**TASK DESCRIPTION:** Nothing is to be altered. Print each record in full.

**DATA:**

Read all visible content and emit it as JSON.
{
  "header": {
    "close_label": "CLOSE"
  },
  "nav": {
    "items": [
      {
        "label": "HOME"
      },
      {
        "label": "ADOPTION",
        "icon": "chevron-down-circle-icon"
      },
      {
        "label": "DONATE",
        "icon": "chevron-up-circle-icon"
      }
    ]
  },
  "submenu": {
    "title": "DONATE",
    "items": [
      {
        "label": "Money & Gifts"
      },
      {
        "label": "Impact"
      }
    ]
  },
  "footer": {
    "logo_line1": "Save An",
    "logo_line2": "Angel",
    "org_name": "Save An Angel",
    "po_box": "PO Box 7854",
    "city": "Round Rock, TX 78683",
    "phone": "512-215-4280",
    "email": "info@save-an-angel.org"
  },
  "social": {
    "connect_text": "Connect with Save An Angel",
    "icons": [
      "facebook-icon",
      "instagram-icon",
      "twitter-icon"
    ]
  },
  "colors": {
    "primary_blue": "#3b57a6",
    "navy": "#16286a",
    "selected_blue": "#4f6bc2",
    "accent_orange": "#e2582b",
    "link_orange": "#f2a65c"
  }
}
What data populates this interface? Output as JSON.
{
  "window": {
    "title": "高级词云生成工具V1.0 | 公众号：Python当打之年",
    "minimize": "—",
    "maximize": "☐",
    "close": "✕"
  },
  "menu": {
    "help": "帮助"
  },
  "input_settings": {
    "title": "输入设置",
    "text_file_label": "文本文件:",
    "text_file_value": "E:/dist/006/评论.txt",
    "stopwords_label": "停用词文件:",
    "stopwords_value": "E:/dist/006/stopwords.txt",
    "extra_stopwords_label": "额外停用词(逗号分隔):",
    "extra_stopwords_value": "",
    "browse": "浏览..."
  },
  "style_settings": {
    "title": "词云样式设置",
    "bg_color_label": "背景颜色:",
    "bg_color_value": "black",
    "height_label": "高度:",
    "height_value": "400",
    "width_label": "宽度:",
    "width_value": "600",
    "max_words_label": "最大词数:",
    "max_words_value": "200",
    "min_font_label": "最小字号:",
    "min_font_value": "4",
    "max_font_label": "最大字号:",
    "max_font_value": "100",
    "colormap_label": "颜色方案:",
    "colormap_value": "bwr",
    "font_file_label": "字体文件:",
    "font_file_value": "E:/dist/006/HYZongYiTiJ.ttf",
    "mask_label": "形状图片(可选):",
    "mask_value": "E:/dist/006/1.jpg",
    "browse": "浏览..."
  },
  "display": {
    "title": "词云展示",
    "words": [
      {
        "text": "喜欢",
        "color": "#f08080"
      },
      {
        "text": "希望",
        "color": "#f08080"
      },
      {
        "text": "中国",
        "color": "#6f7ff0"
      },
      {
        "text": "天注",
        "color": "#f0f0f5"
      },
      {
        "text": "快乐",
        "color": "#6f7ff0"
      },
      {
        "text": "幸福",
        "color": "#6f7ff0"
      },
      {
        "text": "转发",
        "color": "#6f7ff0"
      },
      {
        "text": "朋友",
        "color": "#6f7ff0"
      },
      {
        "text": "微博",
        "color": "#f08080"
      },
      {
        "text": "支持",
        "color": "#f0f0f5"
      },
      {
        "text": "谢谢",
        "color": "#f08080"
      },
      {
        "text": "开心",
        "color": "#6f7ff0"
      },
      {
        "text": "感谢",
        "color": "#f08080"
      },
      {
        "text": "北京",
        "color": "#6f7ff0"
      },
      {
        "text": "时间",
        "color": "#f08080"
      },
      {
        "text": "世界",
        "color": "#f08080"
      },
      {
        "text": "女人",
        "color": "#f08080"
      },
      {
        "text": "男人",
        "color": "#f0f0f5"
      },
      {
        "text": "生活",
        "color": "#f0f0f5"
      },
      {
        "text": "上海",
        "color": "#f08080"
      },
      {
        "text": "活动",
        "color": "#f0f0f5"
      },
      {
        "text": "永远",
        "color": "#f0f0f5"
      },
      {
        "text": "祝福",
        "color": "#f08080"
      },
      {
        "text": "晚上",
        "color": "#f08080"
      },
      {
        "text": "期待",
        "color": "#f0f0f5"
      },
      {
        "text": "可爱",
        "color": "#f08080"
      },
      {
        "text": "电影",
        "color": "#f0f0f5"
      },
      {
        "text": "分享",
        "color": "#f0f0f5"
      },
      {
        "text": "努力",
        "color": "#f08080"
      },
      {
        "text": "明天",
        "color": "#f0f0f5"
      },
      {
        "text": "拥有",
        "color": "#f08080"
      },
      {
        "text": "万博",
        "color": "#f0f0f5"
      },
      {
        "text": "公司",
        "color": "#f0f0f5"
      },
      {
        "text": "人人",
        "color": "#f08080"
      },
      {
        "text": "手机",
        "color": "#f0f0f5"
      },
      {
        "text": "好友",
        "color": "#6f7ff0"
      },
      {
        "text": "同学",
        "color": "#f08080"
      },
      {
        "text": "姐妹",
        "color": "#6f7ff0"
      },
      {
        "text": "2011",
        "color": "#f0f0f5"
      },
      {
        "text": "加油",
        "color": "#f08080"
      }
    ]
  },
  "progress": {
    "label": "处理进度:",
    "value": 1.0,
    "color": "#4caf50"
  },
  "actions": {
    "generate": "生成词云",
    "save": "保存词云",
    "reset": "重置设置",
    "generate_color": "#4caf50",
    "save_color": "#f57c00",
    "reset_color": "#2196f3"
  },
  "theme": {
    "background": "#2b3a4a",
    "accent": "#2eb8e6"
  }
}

**TASK RESULT:**
Read all visible content and emit it as JSON.
{
  "header": {
    "close_label": "CLOSE"
  },
  "nav": {
    "items": [
      {
        "label": "HOME"
      },
      {
        "label": "ADOPTION",
        "icon": "chevron-down-circle-icon"
      },
      {
        "label": "DONATE",
        "icon": "chevron-up-circle-icon"
      }
    ]
  },
  "submenu": {
    "title": "DONATE",
    "items": [
      {
        "label": "Money & Gifts"
      },
      {
        "label": "Impact"
      }
    ]
  },
  "footer": {
    "logo_line1": "Save An",
    "logo_line2": "Angel",
    "org_name": "Save An Angel",
    "po_box": "PO Box 7854",
    "city": "Round Rock, TX 78683",
    "phone": "512-215-4280",
    "email": "info@save-an-angel.org"
  },
  "social": {
    "connect_text": "Connect with Save An Angel",
    "icons": [
      "facebook-icon",
      "instagram-icon",
      "twitter-icon"
    ]
  },
  "colors": {
    "primary_blue": "#3b57a6",
    "navy": "#16286a",
    "selected_blue": "#4f6bc2",
    "accent_orange": "#e2582b",
    "link_orange": "#f2a65c"
  }
}
What data populates this interface? Output as JSON.
{
  "window": {
    "title": "高级词云生成工具V1.0 | 公众号：Python当打之年",
    "minimize": "—",
    "maximize": "☐",
    "close": "✕"
  },
  "menu": {
    "help": "帮助"
  },
  "input_settings": {
    "title": "输入设置",
    "text_file_label": "文本文件:",
    "text_file_value": "E:/dist/006/评论.txt",
    "stopwords_label": "停用词文件:",
    "stopwords_value": "E:/dist/006/stopwords.txt",
    "extra_stopwords_label": "额外停用词(逗号分隔):",
    "extra_stopwords_value": "",
    "browse": "浏览..."
  },
  "style_settings": {
    "title": "词云样式设置",
    "bg_color_label": "背景颜色:",
    "bg_color_value": "black",
    "height_label": "高度:",
    "height_value": "400",
    "width_label": "宽度:",
    "width_value": "600",
    "max_words_label": "最大词数:",
    "max_words_value": "200",
    "min_font_label": "最小字号:",
    "min_font_value": "4",
    "max_font_label": "最大字号:",
    "max_font_value": "100",
    "colormap_label": "颜色方案:",
    "colormap_value": "bwr",
    "font_file_label": "字体文件:",
    "font_file_value": "E:/dist/006/HYZongYiTiJ.ttf",
    "mask_label": "形状图片(可选):",
    "mask_value": "E:/dist/006/1.jpg",
    "browse": "浏览..."
  },
  "display": {
    "title": "词云展示",
    "words": [
      {
        "text": "喜欢",
        "color": "#f08080"
      },
      {
        "text": "希望",
        "color": "#f08080"
      },
      {
        "text": "中国",
        "color": "#6f7ff0"
      },
      {
        "text": "天注",
        "color": "#f0f0f5"
      },
      {
        "text": "快乐",
        "color": "#6f7ff0"
      },
      {
        "text": "幸福",
        "color": "#6f7ff0"
      },
      {
        "text": "转发",
        "color": "#6f7ff0"
      },
      {
        "text": "朋友",
        "color": "#6f7ff0"
      },
      {
        "text": "微博",
        "color": "#f08080"
      },
      {
        "text": "支持",
        "color": "#f0f0f5"
      },
      {
        "text": "谢谢",
        "color": "#f08080"
      },
      {
        "text": "开心",
        "color": "#6f7ff0"
      },
      {
        "text": "感谢",
        "color": "#f08080"
      },
      {
        "text": "北京",
        "color": "#6f7ff0"
      },
      {
        "text": "时间",
        "color": "#f08080"
      },
      {
        "text": "世界",
        "color": "#f08080"
      },
      {
        "text": "女人",
        "color": "#f08080"
      },
      {
        "text": "男人",
        "color": "#f0f0f5"
      },
      {
        "text": "生活",
        "color": "#f0f0f5"
      },
      {
        "text": "上海",
        "color": "#f08080"
      },
      {
        "text": "活动",
        "color": "#f0f0f5"
      },
      {
        "text": "永远",
        "color": "#f0f0f5"
      },
      {
        "text": "祝福",
        "color": "#f08080"
      },
      {
        "text": "晚上",
        "color": "#f08080"
      },
      {
        "text": "期待",
        "color": "#f0f0f5"
      },
      {
        "text": "可爱",
        "color": "#f08080"
      },
      {
        "text": "电影",
        "color": "#f0f0f5"
      },
      {
        "text": "分享",
        "color": "#f0f0f5"
      },
      {
        "text": "努力",
        "color": "#f08080"
      },
      {
        "text": "明天",
        "color": "#f0f0f5"
      },
      {
        "text": "拥有",
        "color": "#f08080"
      },
      {
        "text": "万博",
        "color": "#f0f0f5"
      },
      {
        "text": "公司",
        "color": "#f0f0f5"
      },
      {
        "text": "人人",
        "color": "#f08080"
      },
      {
        "text": "手机",
        "color": "#f0f0f5"
      },
      {
        "text": "好友",
        "color": "#6f7ff0"
      },
      {
        "text": "同学",
        "color": "#f08080"
      },
      {
        "text": "姐妹",
        "color": "#6f7ff0"
      },
      {
        "text": "2011",
        "color": "#f0f0f5"
      },
      {
        "text": "加油",
        "color": "#f08080"
      }
    ]
  },
  "progress": {
    "label": "处理进度:",
    "value": 1.0,
    "color": "#4caf50"
  },
  "actions": {
    "generate": "生成词云",
    "save": "保存词云",
    "reset": "重置设置",
    "generate_color": "#4caf50",
    "save_color": "#f57c00",
    "reset_color": "#2196f3"
  },
  "theme": {
    "background": "#2b3a4a",
    "accent": "#2eb8e6"
  }
}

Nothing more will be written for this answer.